ASSIGNMENT:
Search the data for the string "name", and report each line where it is found.

GIVEN DATA:
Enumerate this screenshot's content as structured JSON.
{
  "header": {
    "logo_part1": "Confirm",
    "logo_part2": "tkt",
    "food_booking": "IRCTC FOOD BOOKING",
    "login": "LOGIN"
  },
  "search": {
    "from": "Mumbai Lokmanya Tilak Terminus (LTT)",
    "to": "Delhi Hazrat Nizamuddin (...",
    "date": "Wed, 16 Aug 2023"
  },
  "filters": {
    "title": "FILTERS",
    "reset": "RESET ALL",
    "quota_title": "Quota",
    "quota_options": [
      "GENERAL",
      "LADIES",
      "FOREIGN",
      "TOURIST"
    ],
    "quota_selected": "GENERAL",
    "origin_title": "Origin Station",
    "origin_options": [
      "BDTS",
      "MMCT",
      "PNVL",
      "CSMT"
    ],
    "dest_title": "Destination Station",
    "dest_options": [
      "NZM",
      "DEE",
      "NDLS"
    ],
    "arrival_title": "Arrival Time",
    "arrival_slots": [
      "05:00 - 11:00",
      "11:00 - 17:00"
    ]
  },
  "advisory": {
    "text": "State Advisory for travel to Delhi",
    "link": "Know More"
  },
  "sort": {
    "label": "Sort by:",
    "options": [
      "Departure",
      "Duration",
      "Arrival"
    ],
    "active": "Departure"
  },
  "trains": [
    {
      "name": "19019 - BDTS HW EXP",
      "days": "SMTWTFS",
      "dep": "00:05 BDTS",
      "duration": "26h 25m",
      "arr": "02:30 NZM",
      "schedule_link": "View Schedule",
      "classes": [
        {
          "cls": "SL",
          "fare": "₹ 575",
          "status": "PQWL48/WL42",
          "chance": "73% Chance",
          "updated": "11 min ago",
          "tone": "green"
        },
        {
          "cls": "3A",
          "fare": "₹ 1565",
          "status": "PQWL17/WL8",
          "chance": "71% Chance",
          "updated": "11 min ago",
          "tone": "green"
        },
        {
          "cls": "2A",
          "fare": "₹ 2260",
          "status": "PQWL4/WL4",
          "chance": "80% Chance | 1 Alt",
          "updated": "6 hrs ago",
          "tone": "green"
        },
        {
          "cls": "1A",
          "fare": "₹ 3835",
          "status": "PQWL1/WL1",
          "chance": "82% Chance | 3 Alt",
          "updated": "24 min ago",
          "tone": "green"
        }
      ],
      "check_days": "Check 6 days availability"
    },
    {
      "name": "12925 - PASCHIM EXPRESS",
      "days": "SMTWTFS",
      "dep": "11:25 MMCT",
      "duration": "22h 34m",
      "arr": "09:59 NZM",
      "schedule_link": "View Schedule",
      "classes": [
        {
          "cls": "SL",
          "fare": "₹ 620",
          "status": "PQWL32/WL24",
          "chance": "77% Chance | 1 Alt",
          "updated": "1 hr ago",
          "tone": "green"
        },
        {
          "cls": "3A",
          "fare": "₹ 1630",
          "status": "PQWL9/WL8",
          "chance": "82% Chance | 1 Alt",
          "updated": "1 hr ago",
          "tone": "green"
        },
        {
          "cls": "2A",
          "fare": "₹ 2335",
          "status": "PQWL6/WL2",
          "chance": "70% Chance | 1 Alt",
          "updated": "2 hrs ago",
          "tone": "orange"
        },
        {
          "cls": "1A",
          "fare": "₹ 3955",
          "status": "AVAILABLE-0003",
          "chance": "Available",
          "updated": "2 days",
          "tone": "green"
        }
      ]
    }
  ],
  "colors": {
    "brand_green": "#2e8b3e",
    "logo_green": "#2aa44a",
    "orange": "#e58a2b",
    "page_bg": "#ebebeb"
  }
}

RESPONSE AREA:
      "name": "19019 - BDTS HW EXP",
      "name": "12925 - PASCHIM EXPRESS",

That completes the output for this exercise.